** Supplied records follows **

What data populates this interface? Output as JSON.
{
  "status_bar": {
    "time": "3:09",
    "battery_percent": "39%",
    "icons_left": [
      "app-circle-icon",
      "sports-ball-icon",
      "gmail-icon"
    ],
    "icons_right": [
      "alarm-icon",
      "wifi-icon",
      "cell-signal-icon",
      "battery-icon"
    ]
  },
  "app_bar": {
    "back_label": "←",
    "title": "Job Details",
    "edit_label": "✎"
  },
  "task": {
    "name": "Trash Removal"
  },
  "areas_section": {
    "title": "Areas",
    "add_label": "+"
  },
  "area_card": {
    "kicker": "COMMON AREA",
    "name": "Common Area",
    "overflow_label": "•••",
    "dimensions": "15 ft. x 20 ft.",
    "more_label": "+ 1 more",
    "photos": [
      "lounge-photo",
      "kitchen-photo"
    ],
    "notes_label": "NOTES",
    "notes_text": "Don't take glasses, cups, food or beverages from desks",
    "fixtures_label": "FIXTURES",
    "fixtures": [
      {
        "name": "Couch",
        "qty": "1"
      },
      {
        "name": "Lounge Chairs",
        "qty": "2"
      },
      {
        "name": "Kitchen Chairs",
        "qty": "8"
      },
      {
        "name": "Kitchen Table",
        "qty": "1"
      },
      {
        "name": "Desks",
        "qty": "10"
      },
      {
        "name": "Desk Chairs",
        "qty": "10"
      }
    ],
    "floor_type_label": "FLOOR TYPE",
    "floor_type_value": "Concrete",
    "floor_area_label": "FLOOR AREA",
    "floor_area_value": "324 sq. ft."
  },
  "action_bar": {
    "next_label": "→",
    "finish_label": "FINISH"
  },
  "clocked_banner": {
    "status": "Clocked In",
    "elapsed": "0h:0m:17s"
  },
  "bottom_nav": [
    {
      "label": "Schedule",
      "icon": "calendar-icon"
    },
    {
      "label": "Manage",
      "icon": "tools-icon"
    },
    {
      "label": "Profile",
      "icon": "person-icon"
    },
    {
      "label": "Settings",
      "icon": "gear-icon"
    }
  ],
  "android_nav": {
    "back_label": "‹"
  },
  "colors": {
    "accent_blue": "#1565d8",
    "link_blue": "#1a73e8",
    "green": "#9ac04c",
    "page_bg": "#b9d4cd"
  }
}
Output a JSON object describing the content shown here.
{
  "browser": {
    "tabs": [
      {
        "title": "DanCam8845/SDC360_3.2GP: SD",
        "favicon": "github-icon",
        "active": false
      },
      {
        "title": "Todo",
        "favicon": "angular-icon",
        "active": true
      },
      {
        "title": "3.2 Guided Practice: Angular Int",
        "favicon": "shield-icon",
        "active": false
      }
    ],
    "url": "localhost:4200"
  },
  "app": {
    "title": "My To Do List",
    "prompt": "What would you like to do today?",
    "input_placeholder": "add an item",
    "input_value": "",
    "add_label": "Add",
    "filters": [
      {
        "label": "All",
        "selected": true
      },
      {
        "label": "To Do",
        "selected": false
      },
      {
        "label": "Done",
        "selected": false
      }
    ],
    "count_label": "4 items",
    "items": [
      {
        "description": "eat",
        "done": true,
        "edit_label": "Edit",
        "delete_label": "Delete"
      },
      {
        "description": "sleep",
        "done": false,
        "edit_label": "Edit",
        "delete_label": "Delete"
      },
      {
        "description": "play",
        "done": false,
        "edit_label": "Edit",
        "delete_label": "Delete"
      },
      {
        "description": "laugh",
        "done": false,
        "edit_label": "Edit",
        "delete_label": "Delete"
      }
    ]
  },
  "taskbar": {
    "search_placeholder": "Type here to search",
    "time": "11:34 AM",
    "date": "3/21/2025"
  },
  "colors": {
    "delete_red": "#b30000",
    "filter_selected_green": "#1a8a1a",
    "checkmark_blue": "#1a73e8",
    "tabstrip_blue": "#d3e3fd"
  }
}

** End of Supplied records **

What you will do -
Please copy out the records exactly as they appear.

Exercise result -
What data populates this interface? Output as JSON.
{
  "status_bar": {
    "time": "3:09",
    "battery_percent": "39%",
    "icons_left": [
      "app-circle-icon",
      "sports-ball-icon",
      "gmail-icon"
    ],
    "icons_right": [
      "alarm-icon",
      "wifi-icon",
      "cell-signal-icon",
      "battery-icon"
    ]
  },
  "app_bar": {
    "back_label": "←",
    "title": "Job Details",
    "edit_label": "✎"
  },
  "task": {
    "name": "Trash Removal"
  },
  "areas_section": {
    "title": "Areas",
    "add_label": "+"
  },
  "area_card": {
    "kicker": "COMMON AREA",
    "name": "Common Area",
    "overflow_label": "•••",
    "dimensions": "15 ft. x 20 ft.",
    "more_label": "+ 1 more",
    "photos": [
      "lounge-photo",
      "kitchen-photo"
    ],
    "notes_label": "NOTES",
    "notes_text": "Don't take glasses, cups, food or beverages from desks",
    "fixtures_label": "FIXTURES",
    "fixtures": [
      {
        "name": "Couch",
        "qty": "1"
      },
      {
        "name": "Lounge Chairs",
        "qty": "2"
      },
      {
        "name": "Kitchen Chairs",
        "qty": "8"
      },
      {
        "name": "Kitchen Table",
        "qty": "1"
      },
      {
        "name": "Desks",
        "qty": "10"
      },
      {
        "name": "Desk Chairs",
        "qty": "10"
      }
    ],
    "floor_type_label": "FLOOR TYPE",
    "floor_type_value": "Concrete",
    "floor_area_label": "FLOOR AREA",
    "floor_area_value": "324 sq. ft."
  },
  "action_bar": {
    "next_label": "→",
    "finish_label": "FINISH"
  },
  "clocked_banner": {
    "status": "Clocked In",
    "elapsed": "0h:0m:17s"
  },
  "bottom_nav": [
    {
      "label": "Schedule",
      "icon": "calendar-icon"
    },
    {
      "label": "Manage",
      "icon": "tools-icon"
    },
    {
      "label": "Profile",
      "icon": "person-icon"
    },
    {
      "label": "Settings",
      "icon": "gear-icon"
    }
  ],
  "android_nav": {
    "back_label": "‹"
  },
  "colors": {
    "accent_blue": "#1565d8",
    "link_blue": "#1a73e8",
    "green": "#9ac04c",
    "page_bg": "#b9d4cd"
  }
}
Output a JSON object describing the content shown here.
{
  "browser": {
    "tabs": [
      {
        "title": "DanCam8845/SDC360_3.2GP: SD",
        "favicon": "github-icon",
        "active": false
      },
      {
        "title": "Todo",
        "favicon": "angular-icon",
        "active": true
      },
      {
        "title": "3.2 Guided Practice: Angular Int",
        "favicon": "shield-icon",
        "active": false
      }
    ],
    "url": "localhost:4200"
  },
  "app": {
    "title": "My To Do List",
    "prompt": "What would you like to do today?",
    "input_placeholder": "add an item",
    "input_value": "",
    "add_label": "Add",
    "filters": [
      {
        "label": "All",
        "selected": true
      },
      {
        "label": "To Do",
        "selected": false
      },
      {
        "label": "Done",
        "selected": false
      }
    ],
    "count_label": "4 items",
    "items": [
      {
        "description": "eat",
        "done": true,
        "edit_label": "Edit",
        "delete_label": "Delete"
      },
      {
        "description": "sleep",
        "done": false,
        "edit_label": "Edit",
        "delete_label": "Delete"
      },
      {
        "description": "play",
        "done": false,
        "edit_label": "Edit",
        "delete_label": "Delete"
      },
      {
        "description": "laugh",
        "done": false,
        "edit_label": "Edit",
        "delete_label": "Delete"
      }
    ]
  },
  "taskbar": {
    "search_placeholder": "Type here to search",
    "time": "11:34 AM",
    "date": "3/21/2025"
  },
  "colors": {
    "delete_red": "#b30000",
    "filter_selected_green": "#1a8a1a",
    "checkmark_blue": "#1a73e8",
    "tabstrip_blue": "#d3e3fd"
  }
}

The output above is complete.